Rett syndrome and mobility

 It’s estimated that 50% of girls and women with Rett syndrome can walk.  This leaves the other 50% using wheelchairs and other mobility aids like hoists, standing frames and sitting solutions.

People generally take walking for granted. There are so many functions in our bodies that are aided by our ability to be upright.

  • Scoliosis – It’s not clear whether being non-mobile adds to the risk of scoliosis in a girl with Rett syndrome. It’s been reported that even placing a child in hard vests or other non-surgical interventions doesn’t prevent the worsening of scoliosis. Be that as it is, it’s still advisable to always help a non-mobile person maintain proper posture. For a non-mobile person, this means a programme of posture maintenance which includes wheelchairs, standing solutions, sleep systems, etc.
  • Bodily functions – Many of our bodily functions rely on us being upright. Urinary health, bowel health, kidney functions, etc. are aided when we spend portions of our day upright and walking around.
  • General Health – Non-mobile people experience illnesses differently from those who can walk. Ear infections, chest infections…they all hit a person harder and linger longer when the body isn’t functioning as it should. For instance, a non-mobile child may experience “glue ear” for longer than a child who can walk.
  • Bones – I talked about osteoporosis a while back and one of the listed ways to prevent brittle bones was weight bearing exercise. A person who doesn’t weight bear is at a higher risk for brittle bones.
  • Lung Function – Your lungs can’t reach full capacity when you’re scrunched down in a sitting position.
  • Joints – Hip dysplasia (displaced hips) are a threat for kids with Rett, moreso for those who aren’t mobile.

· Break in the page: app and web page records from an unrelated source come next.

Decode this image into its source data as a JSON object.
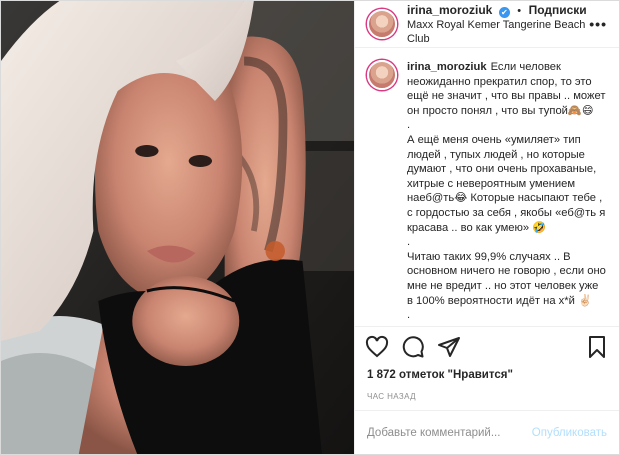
{
  "header": {
    "username": "irina_moroziuk",
    "verified_mark": "✔",
    "separator": "•",
    "follow_label": "Подписки",
    "location": "Maxx Royal Kemer Tangerine Beach Club",
    "more_label": "•••"
  },
  "caption": {
    "username": "irina_moroziuk",
    "text": "Если человек неожиданно прекратил спор, то это ещё не значит , что вы правы .. может он просто понял , что вы тупой🙈😄\n.\nА ещё меня очень «умиляет» тип людей , тупых людей , но которые думают , что они очень прохаваные, хитрые с невероятным умением наеб@ть😂 Которые насыпают тебе , с гордостью за себя , якобы «еб@ть я красава .. во как умею» 🤣\n.\nЧитаю таких 99,9% случаях .. В основном ничего не говорю , если оно мне не вредит .. но этот человек уже в 100% вероятности идёт на х*й ✌🏻\n."
  },
  "stats": {
    "likes": "1 872 отметок \"Нравится\"",
    "time": "ЧАС НАЗАД"
  },
  "comment_box": {
    "placeholder": "Добавьте комментарий...",
    "publish_label": "Опубликовать"
  },
  "colors": {
    "verified": "#3897f0",
    "publish_disabled": "#b2dffc",
    "muted": "#8e8e8e"
  },
  "icons": [
    "heart-icon",
    "comment-icon",
    "share-icon",
    "bookmark-icon"
  ]
}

While all of this can seem pretty grim, we’re so very lucky to be living in the times we’re in because there are many interventions available for non-mobile people to strengthen their bodies:

  • Wheelchairs – Obviously, the first piece of equipment a non mobile child will require is a wheelchair. In the UK, the referral for this comes through your occupational therapist and it can tak a very long time for your first assessment to happen. Bear this in mind and be aggressive about getting that referral through as early as possible. In the USA, the process looks much different. We’re in the UK, so we asked our American Facebook audience to tell us how it works. Melanie K. came back to us with this fantastic answer: “Typically, a doctor writes a prescription for a wheelchair. Then a rehab specialist (OT or PT) and a rehab tech supplier do the wheelchair evaluation. Then a letter of justification is submitted to a third party payer by the evaluation team. These payers are either private health insurance companies or Medicaid (joint state and federal funded program).” Grace currently uses a chair which is a RideDesigns custom seat on a Zippie base. We’ve also enjoyed a couple different Ottobock chairs in the past!
  • Standing frames – It’s highly recommended that girls with Rett have a programme of daily standing in place. More on this in a couple days. It’s a weight bearing exercise that strengthens bones, aids in the prevention of osteoporosis and allows for full lung expansion, which is especially important since girls/women with Rett can suffer with recurring chest infections. Standing also aids in hip formation and can aid in the prevention of hip dysplasia. Grace currently uses a Jenx prone stander
  • Standing wheelchairsStanding wheelchairs are a rather new invention but they’ve certainly caught our eye as a fantastic way to get your non-mobile kid up and moving around in the world in the way anyone else would.
  • Walking – If your girl can walk, get her UP! Some children lose the ability to walk during regression or even after, but make the most of it while you can and know that some kids get their walking back after regression. If your child has suddenly stopped walking, explore the possible reasons. Fear (a recent fall?) or pain (hips?) could be to blame. Encourage her and get her up as much as possible.
  • Physical therapy – When a person is unable to bear weight on their own joints, physical therapy can help you do it for them. In addition to helping form the joints, bearing weight on your joints sends signals to your brain about your body. Non-mobile people need help doing this through various therapeutic interventions which can be easily woven into every day life.

There are so many additional needs for girls & women with Rett that things like wheelchairs and the abovementioned equipment and interventions just become part of your everyday life. If your child is newly diagnosed, please know that this will get easier. I never thought I’d never get used to the added struggle of managing a life full of equipment, but you know…it really did get easier. Hang in there.